## WORK TO COMPLETE:
Pull each line containing "Rymko" out of the listing below.

## GIVEN INFORMATION:
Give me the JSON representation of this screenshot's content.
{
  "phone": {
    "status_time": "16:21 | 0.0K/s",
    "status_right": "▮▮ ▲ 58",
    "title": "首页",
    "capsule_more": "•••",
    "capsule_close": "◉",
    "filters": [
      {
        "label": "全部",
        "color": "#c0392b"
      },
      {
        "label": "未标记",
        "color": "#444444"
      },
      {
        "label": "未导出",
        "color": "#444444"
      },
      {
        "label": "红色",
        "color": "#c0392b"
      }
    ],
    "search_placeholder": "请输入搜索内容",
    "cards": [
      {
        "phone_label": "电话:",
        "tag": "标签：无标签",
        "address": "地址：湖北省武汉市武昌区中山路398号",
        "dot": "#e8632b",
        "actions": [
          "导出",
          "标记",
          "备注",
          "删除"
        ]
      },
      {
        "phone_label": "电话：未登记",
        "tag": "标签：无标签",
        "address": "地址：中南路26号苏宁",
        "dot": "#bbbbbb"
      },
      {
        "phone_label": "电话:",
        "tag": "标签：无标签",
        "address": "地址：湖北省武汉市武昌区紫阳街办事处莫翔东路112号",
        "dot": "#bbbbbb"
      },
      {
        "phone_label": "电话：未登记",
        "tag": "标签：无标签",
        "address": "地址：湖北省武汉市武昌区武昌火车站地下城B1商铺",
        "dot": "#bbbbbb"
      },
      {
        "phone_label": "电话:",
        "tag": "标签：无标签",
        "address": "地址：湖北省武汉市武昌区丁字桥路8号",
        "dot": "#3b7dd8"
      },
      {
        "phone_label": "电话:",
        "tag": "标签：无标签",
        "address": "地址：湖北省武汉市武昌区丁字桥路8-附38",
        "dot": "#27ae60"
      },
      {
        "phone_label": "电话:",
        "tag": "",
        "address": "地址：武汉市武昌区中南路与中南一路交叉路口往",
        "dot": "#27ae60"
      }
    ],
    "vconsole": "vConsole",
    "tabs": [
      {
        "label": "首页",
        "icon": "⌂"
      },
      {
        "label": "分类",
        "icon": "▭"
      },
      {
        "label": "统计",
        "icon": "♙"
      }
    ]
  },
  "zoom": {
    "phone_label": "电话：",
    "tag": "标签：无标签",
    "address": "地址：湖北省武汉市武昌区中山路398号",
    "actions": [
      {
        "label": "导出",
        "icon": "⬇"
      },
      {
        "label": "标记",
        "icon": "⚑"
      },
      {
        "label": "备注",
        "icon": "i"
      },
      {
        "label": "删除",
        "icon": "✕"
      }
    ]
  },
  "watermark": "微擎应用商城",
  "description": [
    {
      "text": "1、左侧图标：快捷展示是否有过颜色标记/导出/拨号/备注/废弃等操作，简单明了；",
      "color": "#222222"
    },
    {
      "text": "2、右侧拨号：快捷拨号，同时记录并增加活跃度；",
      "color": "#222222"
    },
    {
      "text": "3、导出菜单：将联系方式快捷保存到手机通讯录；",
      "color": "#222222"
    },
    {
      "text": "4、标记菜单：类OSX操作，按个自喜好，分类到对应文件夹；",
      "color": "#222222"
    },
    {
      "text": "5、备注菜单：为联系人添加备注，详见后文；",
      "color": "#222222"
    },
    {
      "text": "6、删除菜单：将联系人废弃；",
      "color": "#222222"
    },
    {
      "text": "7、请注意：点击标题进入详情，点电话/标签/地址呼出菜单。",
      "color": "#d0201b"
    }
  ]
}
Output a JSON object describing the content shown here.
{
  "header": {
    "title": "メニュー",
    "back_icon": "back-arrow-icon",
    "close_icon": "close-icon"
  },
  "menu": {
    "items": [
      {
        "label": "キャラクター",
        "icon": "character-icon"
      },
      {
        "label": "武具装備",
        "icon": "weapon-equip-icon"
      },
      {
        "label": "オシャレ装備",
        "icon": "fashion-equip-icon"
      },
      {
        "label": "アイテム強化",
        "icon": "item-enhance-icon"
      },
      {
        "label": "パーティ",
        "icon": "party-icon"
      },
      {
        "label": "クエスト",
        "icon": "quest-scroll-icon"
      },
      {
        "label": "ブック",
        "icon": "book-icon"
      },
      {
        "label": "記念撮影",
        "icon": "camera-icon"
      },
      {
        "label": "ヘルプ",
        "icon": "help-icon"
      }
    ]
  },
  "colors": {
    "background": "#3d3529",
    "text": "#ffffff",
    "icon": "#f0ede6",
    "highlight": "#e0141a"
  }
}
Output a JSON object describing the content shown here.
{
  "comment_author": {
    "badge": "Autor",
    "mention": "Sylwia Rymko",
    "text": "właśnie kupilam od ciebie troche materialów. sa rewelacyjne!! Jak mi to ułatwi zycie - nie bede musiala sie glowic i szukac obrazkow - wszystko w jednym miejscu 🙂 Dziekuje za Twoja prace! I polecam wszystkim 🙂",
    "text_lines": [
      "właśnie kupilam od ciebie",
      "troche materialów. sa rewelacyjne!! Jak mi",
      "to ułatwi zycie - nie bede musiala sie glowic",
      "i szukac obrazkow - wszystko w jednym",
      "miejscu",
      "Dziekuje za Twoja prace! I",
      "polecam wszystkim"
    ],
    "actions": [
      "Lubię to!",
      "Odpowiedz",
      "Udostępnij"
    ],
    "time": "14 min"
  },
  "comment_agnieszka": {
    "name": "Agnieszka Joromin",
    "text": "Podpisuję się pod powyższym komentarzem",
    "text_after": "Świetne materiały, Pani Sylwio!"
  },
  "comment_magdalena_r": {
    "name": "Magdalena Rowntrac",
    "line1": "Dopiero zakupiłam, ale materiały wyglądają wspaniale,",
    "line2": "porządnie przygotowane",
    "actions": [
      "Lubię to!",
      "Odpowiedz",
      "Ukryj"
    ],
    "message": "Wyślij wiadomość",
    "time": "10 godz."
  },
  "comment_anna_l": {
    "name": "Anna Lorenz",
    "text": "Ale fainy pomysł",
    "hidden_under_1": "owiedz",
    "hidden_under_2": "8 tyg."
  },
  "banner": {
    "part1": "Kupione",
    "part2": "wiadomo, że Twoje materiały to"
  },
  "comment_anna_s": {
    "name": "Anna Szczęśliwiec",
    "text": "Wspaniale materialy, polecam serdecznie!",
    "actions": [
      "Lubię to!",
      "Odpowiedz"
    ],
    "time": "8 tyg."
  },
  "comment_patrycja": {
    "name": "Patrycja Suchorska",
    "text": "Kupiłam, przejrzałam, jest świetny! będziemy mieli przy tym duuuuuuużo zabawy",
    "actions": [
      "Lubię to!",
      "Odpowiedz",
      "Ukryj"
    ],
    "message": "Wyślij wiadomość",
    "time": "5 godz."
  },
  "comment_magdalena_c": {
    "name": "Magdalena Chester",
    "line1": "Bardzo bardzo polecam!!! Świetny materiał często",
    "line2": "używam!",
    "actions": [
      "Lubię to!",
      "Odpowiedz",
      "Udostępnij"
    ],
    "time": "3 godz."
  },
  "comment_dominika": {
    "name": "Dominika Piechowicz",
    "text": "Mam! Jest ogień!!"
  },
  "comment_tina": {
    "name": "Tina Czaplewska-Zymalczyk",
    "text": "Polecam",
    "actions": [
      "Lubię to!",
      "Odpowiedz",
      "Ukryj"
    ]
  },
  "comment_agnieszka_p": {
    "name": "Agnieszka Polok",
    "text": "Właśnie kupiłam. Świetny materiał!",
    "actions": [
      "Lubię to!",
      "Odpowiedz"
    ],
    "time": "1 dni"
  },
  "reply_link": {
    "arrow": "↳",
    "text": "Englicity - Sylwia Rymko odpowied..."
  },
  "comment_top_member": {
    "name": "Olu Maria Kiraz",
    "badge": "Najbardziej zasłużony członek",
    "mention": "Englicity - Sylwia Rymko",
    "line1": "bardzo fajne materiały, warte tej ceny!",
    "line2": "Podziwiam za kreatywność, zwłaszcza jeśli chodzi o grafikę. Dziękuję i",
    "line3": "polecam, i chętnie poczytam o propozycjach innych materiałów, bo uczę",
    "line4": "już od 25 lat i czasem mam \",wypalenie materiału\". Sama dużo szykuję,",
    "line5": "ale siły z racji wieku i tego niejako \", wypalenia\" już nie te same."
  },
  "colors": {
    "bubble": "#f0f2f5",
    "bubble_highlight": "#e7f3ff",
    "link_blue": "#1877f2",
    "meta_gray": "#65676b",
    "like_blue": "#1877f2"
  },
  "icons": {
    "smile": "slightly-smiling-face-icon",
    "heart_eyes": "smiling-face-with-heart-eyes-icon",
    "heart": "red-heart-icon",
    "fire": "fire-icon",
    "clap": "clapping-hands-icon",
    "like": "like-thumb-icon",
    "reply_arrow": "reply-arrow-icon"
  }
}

## SOLUTION:
    "mention": "Sylwia Rymko",
    "text": "Englicity - Sylwia Rymko odpowied..."
    "mention": "Englicity - Sylwia Rymko",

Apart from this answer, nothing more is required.